Today’s Mommypants Moment is from Kris of Pretty All True. Kris is an amazing writer who can make you cry – from beauty, from laughter, from heartbreak. Check out her blog if you haven’t before. I guarantee you will be entertained and enthralled. I am beyond thrilled to have her here today and to bring you this piece about motherhood.
A hospital room.
So small beneath the sheet. So many bandages.
Her long blond hair pulled back and matted dark with blood.
Dirty rusty stains against her skin.
I reached to run a finger along her cheek, and small bits of rust flaked away beneath my touch. Her skin beneath the blood still perfect. Me and yet not me.
I tried not to think of the skin beneath the bandages.
Tried not to remember the flow of inside to out in bright pulsing red along the pavement.
Tried and failed to stop the flood of memories . . .
I sat and talked over a cup of coffee.
Waited for her arrival.
A sudden unexpected breathless stranger at the door, “Your girl’s been hurt! She got hit by a car!”
Hearts stopped and started again . . . adrenaline fueling a desperate race from the house down the hill to the middle of the large road she should never have been expected to cross alone.
To find her lying in the road, halfway beneath the car, which was still running.
So much blood.
Her face was covered in blood.
Someone called 911.
She was all alone.
So I knelt.
I held her hand and smoothed the bloody hair from her face. Urged her to lie quietly. Caressed her cheek.
Someone finally thought to turn the car off.
Her eyes were filled with blood and panic, and she spoke just once, asking me, “Am I going to die?”
I did not know.
But I did not say that.

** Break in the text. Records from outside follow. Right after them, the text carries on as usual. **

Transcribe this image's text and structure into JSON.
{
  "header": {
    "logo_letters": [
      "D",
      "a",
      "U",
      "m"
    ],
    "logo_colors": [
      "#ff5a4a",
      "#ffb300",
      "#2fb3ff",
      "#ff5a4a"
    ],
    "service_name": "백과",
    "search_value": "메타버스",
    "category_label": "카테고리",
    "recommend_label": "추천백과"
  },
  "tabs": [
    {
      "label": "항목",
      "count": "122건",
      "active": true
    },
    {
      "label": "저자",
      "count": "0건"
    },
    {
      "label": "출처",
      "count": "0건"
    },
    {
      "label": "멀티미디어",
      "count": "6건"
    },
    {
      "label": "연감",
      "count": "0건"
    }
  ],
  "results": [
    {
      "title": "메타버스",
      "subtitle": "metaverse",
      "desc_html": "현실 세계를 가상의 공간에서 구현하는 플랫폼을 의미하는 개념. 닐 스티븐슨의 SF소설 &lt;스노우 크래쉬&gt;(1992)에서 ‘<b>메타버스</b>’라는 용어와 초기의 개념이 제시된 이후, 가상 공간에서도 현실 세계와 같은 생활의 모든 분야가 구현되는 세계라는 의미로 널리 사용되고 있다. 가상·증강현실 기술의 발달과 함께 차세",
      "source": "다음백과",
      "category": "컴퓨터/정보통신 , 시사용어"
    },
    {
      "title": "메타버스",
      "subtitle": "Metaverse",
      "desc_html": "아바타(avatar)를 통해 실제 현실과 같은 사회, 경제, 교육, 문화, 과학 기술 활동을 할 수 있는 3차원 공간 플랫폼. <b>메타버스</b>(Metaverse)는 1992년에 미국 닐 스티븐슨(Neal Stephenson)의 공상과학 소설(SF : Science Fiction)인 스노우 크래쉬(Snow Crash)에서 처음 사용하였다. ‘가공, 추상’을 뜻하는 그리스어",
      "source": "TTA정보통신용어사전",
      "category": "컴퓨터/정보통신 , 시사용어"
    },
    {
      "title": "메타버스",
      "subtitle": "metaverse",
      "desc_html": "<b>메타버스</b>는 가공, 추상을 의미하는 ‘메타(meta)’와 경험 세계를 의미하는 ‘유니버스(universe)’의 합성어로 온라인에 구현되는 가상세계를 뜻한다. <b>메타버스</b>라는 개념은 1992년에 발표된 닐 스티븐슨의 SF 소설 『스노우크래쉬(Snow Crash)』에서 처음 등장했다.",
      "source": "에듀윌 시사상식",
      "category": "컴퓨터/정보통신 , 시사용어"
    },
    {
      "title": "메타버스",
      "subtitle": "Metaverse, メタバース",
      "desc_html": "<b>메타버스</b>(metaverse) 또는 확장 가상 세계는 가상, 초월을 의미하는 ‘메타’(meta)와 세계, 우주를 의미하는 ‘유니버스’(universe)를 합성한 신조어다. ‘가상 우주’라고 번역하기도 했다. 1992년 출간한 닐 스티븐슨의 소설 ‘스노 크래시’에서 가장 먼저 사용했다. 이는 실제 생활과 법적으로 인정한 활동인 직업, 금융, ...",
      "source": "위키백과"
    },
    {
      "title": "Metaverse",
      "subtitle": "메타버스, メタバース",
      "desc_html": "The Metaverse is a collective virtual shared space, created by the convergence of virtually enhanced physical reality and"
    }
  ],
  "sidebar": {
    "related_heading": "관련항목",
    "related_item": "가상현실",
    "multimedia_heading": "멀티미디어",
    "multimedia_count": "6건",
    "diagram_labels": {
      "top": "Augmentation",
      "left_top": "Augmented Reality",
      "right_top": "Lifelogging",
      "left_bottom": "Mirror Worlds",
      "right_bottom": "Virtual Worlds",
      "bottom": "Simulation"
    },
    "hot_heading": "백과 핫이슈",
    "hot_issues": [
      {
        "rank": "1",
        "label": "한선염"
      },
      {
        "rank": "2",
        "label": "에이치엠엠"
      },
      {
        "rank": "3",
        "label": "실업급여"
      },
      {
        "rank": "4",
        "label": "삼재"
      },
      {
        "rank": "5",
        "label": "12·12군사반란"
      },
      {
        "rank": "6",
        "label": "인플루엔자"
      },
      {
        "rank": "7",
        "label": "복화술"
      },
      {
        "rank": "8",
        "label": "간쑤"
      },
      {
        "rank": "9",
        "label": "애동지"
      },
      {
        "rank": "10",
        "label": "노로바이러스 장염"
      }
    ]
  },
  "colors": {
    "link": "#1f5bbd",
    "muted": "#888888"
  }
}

I leaned down and whispered into her ear, “Babe, it’s going to be really bad. And it’s going to hurt a lot. You are going to have to ride in an ambulance and you are going to have to go to the hospital. It’s going to be really bad. But only for a while, because you are NOT going to die.”
And she stared into my eyes as blood ran onto the street, and she said, “OK, then.”
In that moment, I would have given anything in the world to know that my promise held truth.
The ambulance arrived.
They would only let one person ride in the ambulance with her, and so I stepped back.
I watched the lights flash as it sped away.
My whispered promises that she would not die hung heavily within me. She trusted me and I had promised what was not mine to give. I promised.
I drove myself to the hospital with bloodied hands on the wheel.
Waited helplessly until they let me see her again.
Me and yet not me.
She did not die.
I had promised that she wouldn’t.
And in that moment of promising what was not mine to give?
In that moment in which she trusted in me absolutely?
I yielded to hope and helplessness.
I yielded to faith.
I learned something of what it was to be a mother.
Something of what was going to be required.
From my much younger sister.
Who did not die.